__Required work__
Among the lines below, count those with "logo". Give the total alone.

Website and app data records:
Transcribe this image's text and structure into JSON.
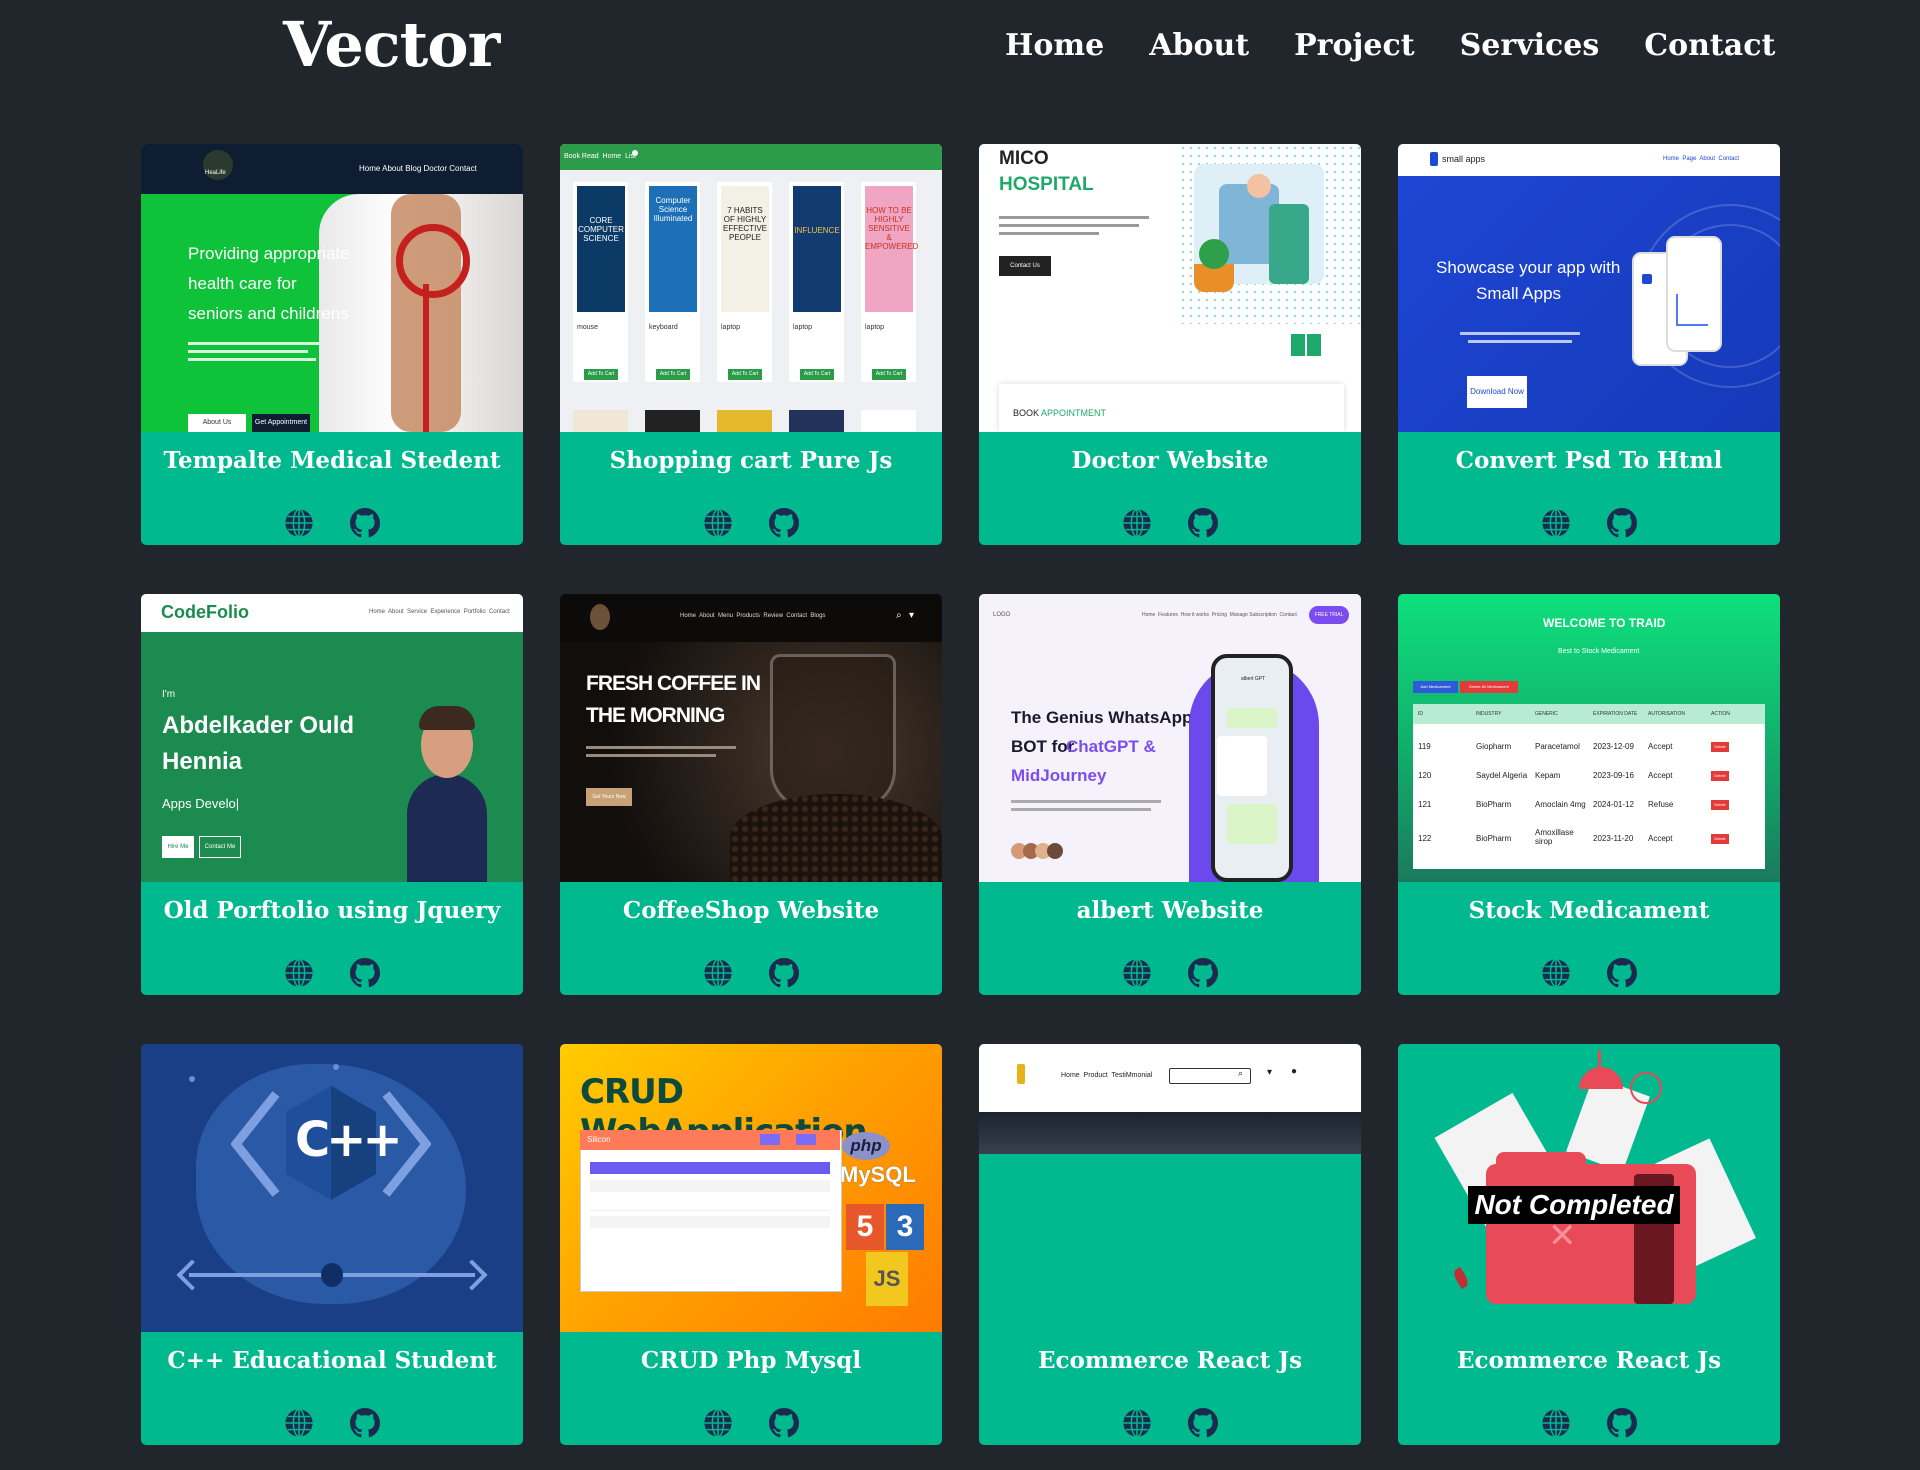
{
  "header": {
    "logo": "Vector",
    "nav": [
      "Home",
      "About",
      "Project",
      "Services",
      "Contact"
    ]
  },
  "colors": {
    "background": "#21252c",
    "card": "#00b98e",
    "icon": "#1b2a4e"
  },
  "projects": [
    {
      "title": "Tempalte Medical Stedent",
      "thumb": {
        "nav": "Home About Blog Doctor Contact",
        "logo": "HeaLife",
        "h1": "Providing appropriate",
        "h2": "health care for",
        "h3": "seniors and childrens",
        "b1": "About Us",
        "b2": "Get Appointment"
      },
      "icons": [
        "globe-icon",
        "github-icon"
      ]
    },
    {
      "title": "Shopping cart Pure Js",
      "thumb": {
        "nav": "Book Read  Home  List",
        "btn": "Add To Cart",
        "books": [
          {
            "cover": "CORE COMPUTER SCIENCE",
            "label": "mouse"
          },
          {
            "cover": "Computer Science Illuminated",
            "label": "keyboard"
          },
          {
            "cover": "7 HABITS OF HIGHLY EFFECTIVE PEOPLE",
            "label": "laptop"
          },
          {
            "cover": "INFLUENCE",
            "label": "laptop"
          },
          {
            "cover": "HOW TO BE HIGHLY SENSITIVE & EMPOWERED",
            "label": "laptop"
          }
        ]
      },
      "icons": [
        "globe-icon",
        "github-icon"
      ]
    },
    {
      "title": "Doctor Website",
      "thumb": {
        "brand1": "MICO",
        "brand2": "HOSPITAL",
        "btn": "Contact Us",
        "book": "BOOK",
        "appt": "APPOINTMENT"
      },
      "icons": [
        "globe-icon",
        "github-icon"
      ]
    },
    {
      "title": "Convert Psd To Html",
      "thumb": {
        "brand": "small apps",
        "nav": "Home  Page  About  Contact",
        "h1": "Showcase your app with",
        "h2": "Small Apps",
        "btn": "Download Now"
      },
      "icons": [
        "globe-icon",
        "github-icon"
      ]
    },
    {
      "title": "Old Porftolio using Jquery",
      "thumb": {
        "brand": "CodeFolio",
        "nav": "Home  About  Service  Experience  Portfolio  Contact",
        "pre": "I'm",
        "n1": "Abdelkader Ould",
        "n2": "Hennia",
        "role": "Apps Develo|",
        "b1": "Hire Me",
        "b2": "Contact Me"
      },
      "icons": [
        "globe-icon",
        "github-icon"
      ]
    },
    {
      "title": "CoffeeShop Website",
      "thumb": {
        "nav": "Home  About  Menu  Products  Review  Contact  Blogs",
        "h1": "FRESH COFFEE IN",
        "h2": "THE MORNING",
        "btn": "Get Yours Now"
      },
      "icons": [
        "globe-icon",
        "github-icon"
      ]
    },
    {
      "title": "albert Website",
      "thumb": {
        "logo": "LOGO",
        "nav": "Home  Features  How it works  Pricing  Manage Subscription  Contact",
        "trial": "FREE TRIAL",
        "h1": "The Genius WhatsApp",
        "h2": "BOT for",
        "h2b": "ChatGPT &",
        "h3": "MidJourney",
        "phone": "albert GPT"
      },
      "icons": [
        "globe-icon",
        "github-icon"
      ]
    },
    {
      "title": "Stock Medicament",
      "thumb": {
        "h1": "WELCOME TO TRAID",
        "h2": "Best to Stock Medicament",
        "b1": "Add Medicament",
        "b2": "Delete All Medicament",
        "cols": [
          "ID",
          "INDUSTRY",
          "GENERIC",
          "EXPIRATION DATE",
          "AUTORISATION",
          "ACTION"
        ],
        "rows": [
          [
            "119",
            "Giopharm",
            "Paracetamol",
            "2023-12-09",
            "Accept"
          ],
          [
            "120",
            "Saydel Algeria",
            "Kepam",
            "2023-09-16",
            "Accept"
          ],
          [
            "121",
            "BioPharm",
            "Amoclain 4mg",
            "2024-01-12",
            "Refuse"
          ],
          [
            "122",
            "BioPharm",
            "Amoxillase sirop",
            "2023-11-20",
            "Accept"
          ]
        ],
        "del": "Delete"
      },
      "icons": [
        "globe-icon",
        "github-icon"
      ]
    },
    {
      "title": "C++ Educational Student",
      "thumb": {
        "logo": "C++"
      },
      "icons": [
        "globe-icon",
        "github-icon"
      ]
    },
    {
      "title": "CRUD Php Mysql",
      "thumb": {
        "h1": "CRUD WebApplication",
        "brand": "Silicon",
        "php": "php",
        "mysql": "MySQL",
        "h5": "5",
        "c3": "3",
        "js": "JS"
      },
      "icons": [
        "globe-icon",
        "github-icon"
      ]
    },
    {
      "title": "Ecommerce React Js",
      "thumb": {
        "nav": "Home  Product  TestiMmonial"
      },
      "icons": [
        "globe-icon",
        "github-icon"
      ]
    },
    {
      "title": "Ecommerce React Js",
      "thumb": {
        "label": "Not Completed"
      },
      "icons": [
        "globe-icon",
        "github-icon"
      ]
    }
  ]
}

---

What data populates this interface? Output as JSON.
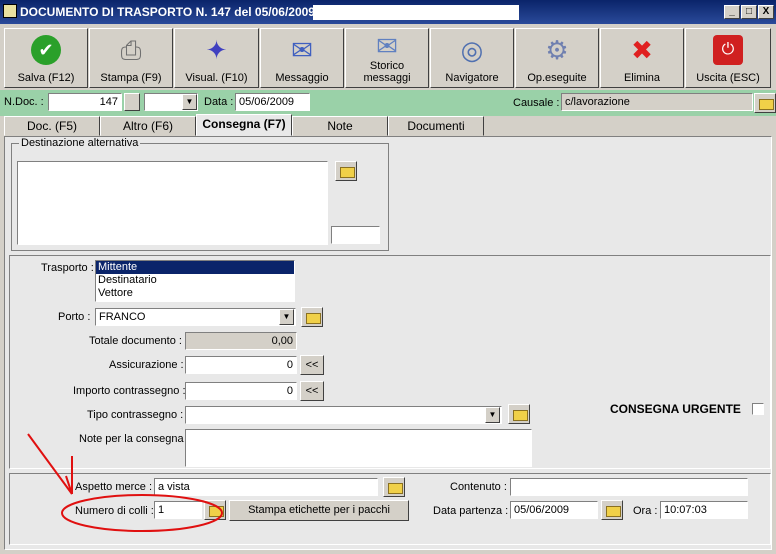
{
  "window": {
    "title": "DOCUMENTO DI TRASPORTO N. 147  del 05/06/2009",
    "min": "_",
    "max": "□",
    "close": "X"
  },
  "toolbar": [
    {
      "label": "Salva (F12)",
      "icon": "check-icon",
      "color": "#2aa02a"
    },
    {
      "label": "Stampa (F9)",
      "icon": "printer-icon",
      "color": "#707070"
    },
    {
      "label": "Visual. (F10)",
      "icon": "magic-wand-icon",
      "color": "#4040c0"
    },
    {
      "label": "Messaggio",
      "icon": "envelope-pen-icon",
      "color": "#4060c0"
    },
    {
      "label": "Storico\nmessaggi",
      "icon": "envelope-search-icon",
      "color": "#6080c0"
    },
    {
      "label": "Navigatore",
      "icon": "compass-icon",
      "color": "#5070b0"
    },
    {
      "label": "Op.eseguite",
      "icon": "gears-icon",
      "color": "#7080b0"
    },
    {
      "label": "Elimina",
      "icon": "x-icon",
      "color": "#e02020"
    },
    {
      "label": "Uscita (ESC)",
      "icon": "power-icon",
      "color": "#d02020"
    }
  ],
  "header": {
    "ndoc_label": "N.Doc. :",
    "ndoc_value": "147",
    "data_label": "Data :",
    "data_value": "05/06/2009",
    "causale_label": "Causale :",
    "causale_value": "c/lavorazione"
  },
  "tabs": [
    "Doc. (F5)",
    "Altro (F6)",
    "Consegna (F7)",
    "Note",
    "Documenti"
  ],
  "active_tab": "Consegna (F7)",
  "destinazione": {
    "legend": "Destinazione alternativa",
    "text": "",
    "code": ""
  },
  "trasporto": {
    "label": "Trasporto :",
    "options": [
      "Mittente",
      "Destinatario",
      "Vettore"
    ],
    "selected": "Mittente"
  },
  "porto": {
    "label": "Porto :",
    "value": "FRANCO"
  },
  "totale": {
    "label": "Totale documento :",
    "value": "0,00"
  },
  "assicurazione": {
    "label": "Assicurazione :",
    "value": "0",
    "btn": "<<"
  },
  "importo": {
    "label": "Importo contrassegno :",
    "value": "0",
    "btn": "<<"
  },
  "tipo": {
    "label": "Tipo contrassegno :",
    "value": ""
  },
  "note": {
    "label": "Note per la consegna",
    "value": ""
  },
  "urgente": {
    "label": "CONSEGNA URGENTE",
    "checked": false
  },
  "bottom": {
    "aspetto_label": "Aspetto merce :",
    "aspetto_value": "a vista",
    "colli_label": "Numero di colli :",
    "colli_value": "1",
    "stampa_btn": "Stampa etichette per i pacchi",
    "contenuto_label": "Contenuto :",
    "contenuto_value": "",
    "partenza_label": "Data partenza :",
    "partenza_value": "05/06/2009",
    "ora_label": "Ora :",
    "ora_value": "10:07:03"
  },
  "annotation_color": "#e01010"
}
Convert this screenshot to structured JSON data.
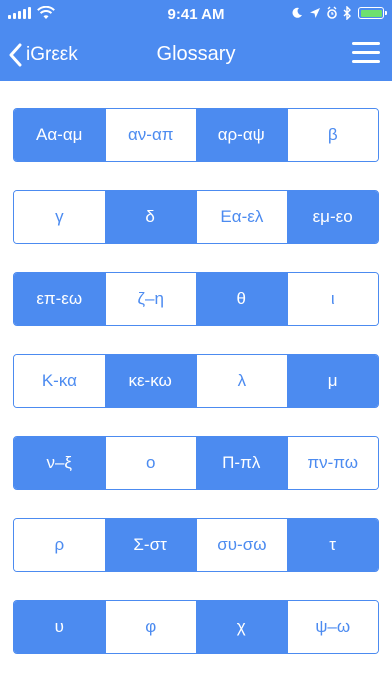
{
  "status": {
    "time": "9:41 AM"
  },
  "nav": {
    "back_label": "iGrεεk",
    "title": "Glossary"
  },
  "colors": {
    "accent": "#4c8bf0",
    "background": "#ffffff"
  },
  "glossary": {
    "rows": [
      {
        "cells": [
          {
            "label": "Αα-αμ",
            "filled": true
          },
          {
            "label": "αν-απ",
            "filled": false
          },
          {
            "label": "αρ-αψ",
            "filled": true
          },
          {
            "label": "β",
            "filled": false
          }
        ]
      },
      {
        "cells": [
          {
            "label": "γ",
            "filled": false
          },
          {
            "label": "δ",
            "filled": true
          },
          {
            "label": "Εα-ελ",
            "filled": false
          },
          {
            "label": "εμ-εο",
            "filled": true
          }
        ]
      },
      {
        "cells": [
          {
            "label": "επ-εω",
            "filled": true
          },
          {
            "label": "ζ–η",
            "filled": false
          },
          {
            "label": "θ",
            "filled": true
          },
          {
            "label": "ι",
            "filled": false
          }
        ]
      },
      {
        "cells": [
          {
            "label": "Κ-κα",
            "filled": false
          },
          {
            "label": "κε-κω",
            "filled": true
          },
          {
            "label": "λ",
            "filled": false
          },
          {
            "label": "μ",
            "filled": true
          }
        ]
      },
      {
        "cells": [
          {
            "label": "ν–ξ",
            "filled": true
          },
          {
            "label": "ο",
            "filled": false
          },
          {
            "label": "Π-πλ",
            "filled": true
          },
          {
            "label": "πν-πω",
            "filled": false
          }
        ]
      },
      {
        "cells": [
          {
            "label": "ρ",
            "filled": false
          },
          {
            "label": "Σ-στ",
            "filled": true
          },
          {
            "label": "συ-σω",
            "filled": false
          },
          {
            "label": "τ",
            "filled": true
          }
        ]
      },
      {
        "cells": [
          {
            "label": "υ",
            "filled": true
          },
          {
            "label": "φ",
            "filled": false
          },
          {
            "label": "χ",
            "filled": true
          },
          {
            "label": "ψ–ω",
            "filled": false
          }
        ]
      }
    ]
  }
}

__Result for this task__
4